Thursday
Sep202012

Records Set in RF's 2012 Fish-A-Thon

As fund-raising totals still are being confirmed,  it seems certain that more teams fished in more places and raised more money for conservation than ever before in this year’s 24 Hour Fish-a-Thon, according to Teeg Stouffer, executive director of Recycled Fish.

Top winners included Team Playland from Pennsylvania, which became the all-time fundraising leader as it accumulated more than $4,000, and Team J&J Kalico Kings of California, which caught and released 126 quality fish from San Diego Bay.

To learn more and see photos of winners, go here. Also, you can watch a 3-minute video version here.

Tuesday
Sep182012

Candidates Shares Views About Recreational Fishing

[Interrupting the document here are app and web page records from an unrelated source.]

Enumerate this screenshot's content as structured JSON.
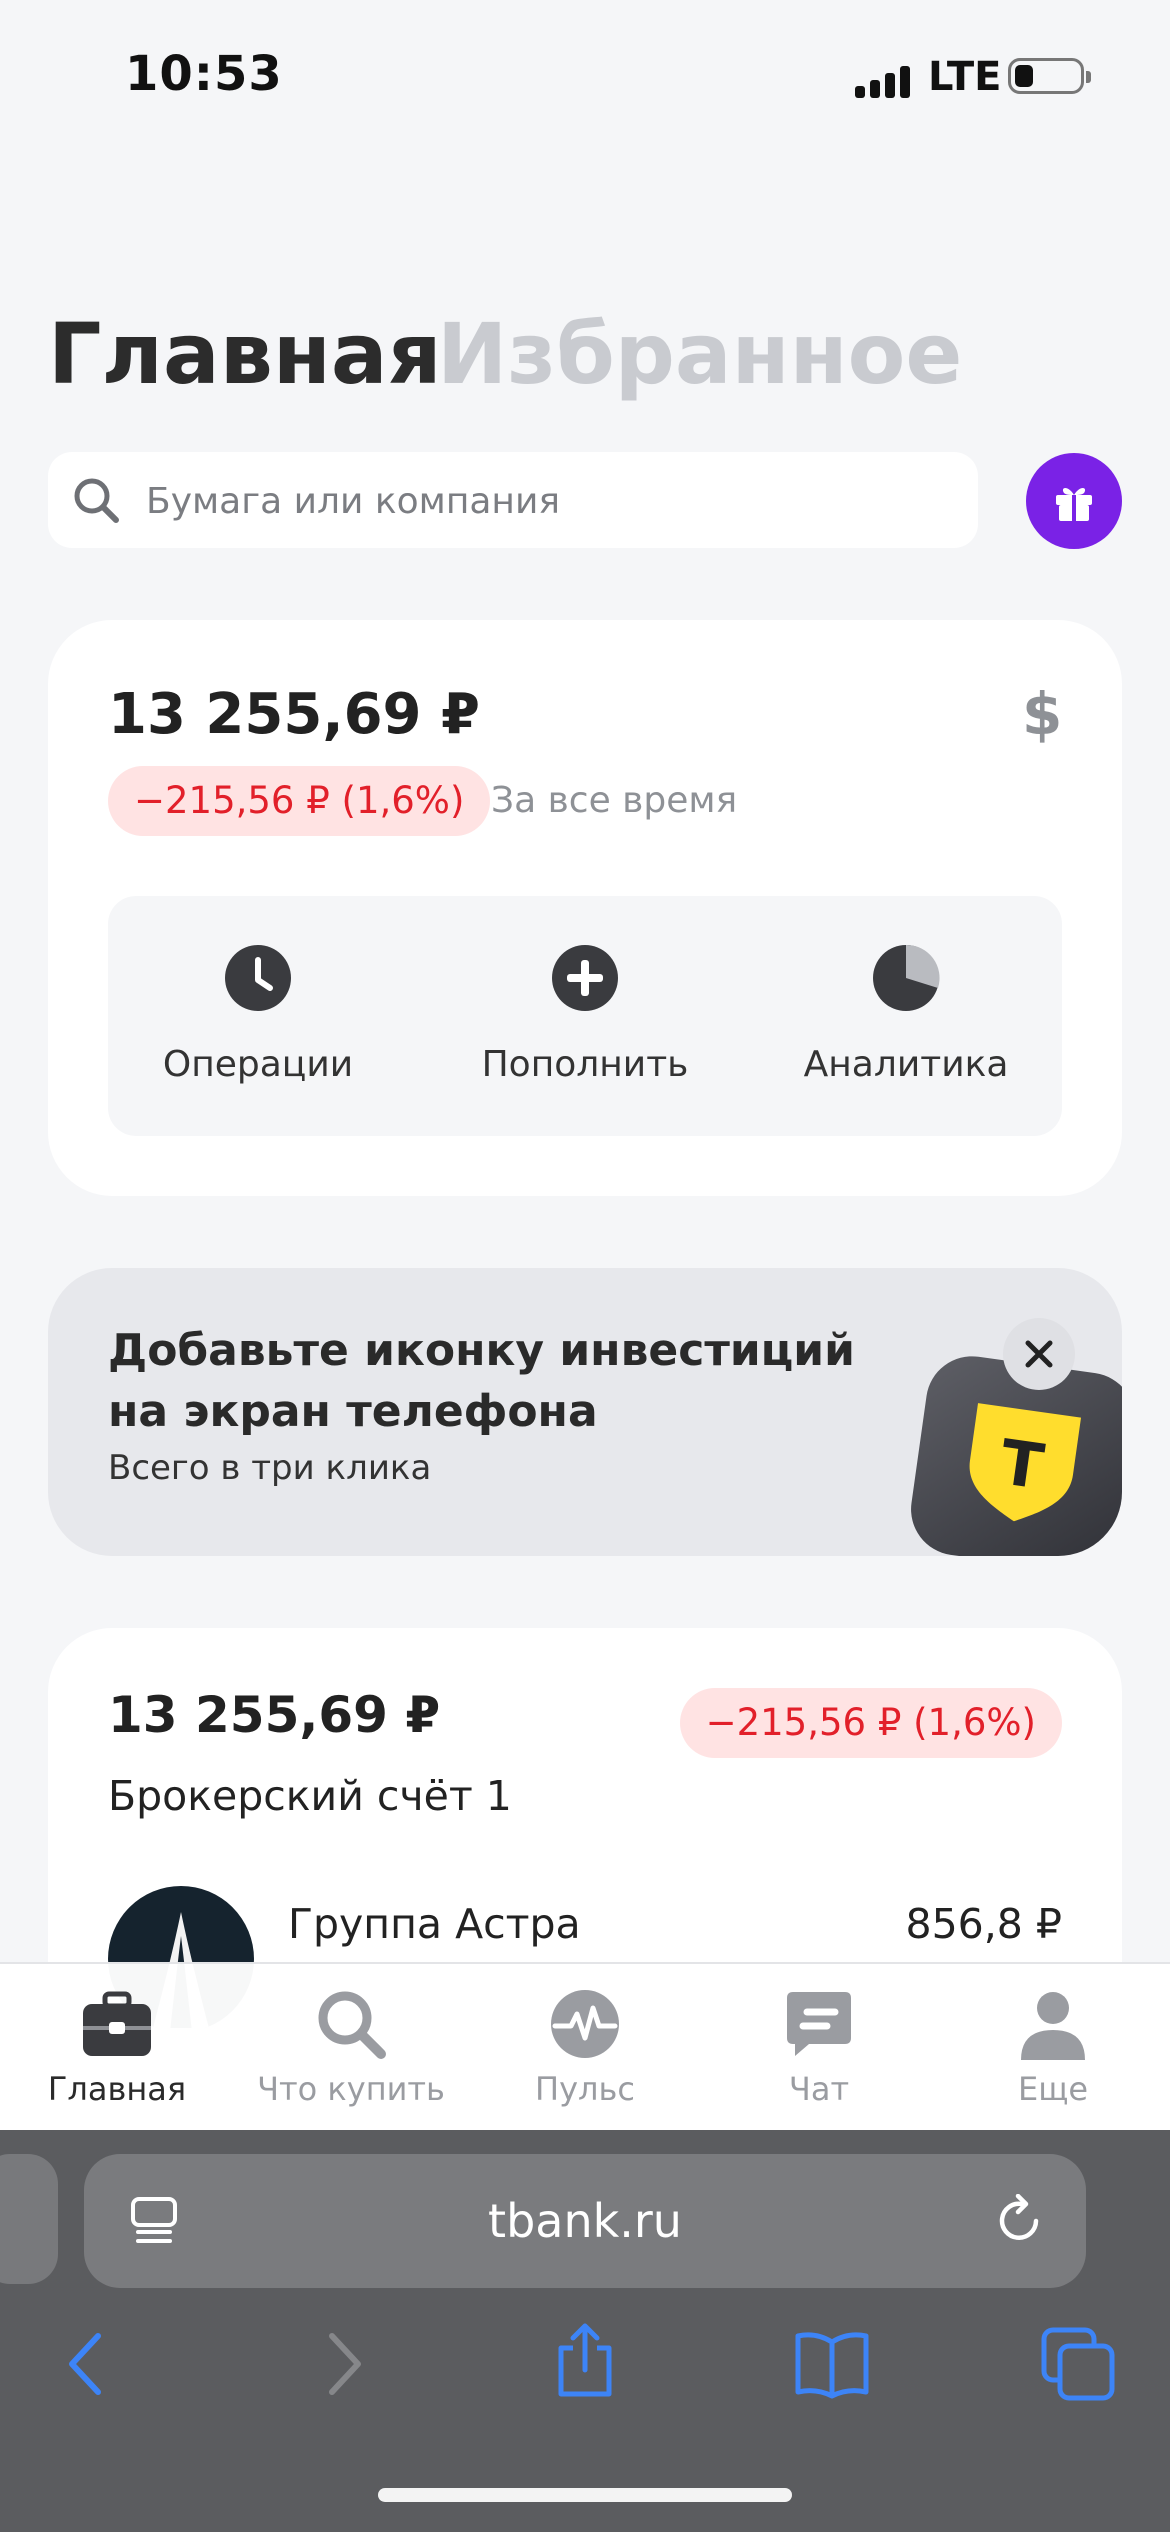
{
  "status_bar": {
    "time": "10:53",
    "network": "LTE"
  },
  "header": {
    "tabs": [
      {
        "label": "Главная",
        "active": true
      },
      {
        "label": "Избранное",
        "active": false
      }
    ]
  },
  "search": {
    "placeholder": "Бумага или компания",
    "value": ""
  },
  "portfolio": {
    "total": "13 255,69 ₽",
    "currency_symbol": "$",
    "change": "−215,56 ₽ (1,6%)",
    "period": "За все время",
    "actions": [
      {
        "label": "Операции",
        "icon": "clock-icon"
      },
      {
        "label": "Пополнить",
        "icon": "plus-circle-icon"
      },
      {
        "label": "Аналитика",
        "icon": "pie-chart-icon"
      }
    ]
  },
  "promo": {
    "title": "Добавьте иконку инвестиций на экран телефона",
    "subtitle": "Всего в три клика",
    "app_icon_letter": "T"
  },
  "account": {
    "value": "13 255,69 ₽",
    "change": "−215,56 ₽ (1,6%)",
    "name": "Брокерский счёт 1",
    "holdings": [
      {
        "name": "Группа Астра",
        "price": "856,8 ₽"
      }
    ]
  },
  "tabbar": {
    "items": [
      {
        "label": "Главная",
        "icon": "briefcase-icon",
        "active": true
      },
      {
        "label": "Что купить",
        "icon": "search-icon",
        "active": false
      },
      {
        "label": "Пульс",
        "icon": "pulse-icon",
        "active": false
      },
      {
        "label": "Чат",
        "icon": "chat-icon",
        "active": false
      },
      {
        "label": "Еще",
        "icon": "profile-icon",
        "active": false
      }
    ]
  },
  "browser": {
    "url": "tbank.ru"
  },
  "colors": {
    "accent_purple": "#7a22e6",
    "negative_red": "#e2202a",
    "negative_bg": "#ffe3e3",
    "brand_yellow": "#ffdd2d"
  }
}
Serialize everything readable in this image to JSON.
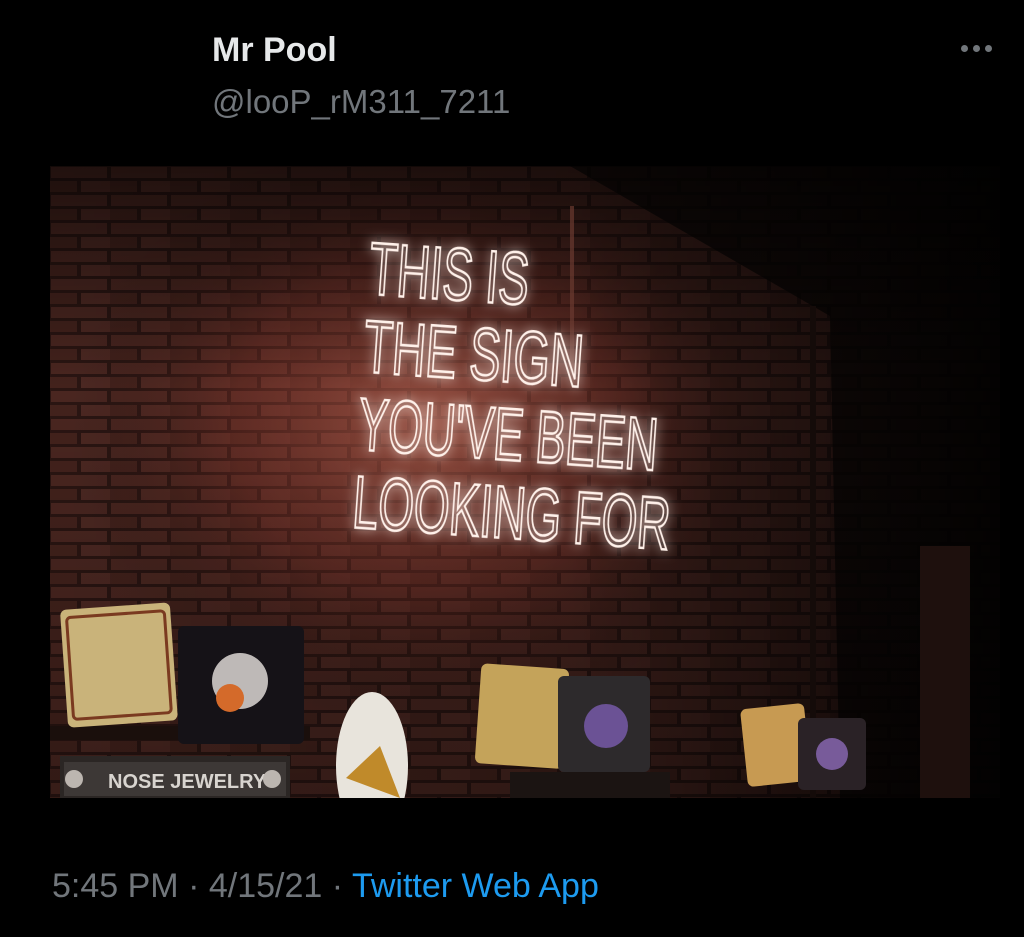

Activist Angler sends a respectful “thanks” to Keep America Fishing for asking both Barack Obama and Mitt Romney how they would address fisheries conservation and angler access issues.

“We asked these questions to inform and empower anglers to be active advocates for the sportfishing community” said Gordon Robertson, vice president of the American Sportfishing Association.

 “Anglers represent a huge voting block that can significantly impact the 2012 presidential election. It is vital to the future of sportfishing that anglers are informed and use their vote as a voice.”

The questions addressed to both candidates are good ones. But, alas, both men (or their staffs) answered mostly in generalities and platitudes.

As you can read for yourself, neither man is an angler. But on the plus side for Romney, his vice president running mate, Paul Ryan, is an avid hunter and angler and a member of the Congressional Sportsmen’s Caucus.

Also on the plus side for Romney, he favors smaller government and less federal intrusion into matters that can be handled by the states. The states have shown remarkable success in managing our fish and wildlife, but Obama’s National Ocean Policy (NOP), if/when fully implemented, could end all of that for fisheries.

Of course, Obama does not view his NOP, fully embraced by preservationists and environmental groups, as a threat to recreational fishing.

“My administration is working to responsibly manage our nation's oceans, coasts, and Great Lakes to ensure that fishermen can access the local waters they care most about and that those waters support healthy, vibrant populations of fish,” he said.

But that “responsible management” includes a huge top-down management system in which federal bureaucrats tell us where we can and cannot fish.

“There has been a lot of talk surrounding the National Ocean Policy, so let me set the record straight: the new policy in no way restricts any ocean, coastal, or Great Lakes activity,” the President also said.

And, you know what? He’s right. The same can be said of California’s Marine Life Protection Act (MLPA). It has in no way restricted recreational fishing in that state’s coastal waters.

But you know what else? Those administering the MLPA have used it to shut down fisheries. And the same almost certainly will happen with the NOP if Obama wins a second term.

On the Republican side, Romney was asked about his intent to divert fishing and hunting license fees to other programs when he was governor of Massachusetts. Not a good thing.

His answer was a good one. Here is a part of it:

“I reconsidered the decision to divert license fees after I received input from local stakeholders, both anglers and others, who expressed to me why this decision should be reconsidered,” he said.

“Once I understood what this diversion of funds will do, I reversed course and found another way to leave my state with a $2 million rainy day fund when I left office.

“This is the same attitude I will bring to the presidency. I have a plan to get this economy back on track, but I also understand the importance of hearing our state and local agencies and fishermen themselves when these types of decisions are made."

Read the full interviews here.

Monday
Sep172012

Lake Erie Also at Risk for Asian Carp Invasion

Environment Report has produced a five-part series on Asian carp.

Part 3 deals with an alternative pathway for Asian carp to enter the Great Lakes. Most concern focuses on the canal connection between the Mississippi River basin and Lake Michigan near Chicago.

But to the east, in Indiana, Lake Erie is vulnerable.

Read about the danger here.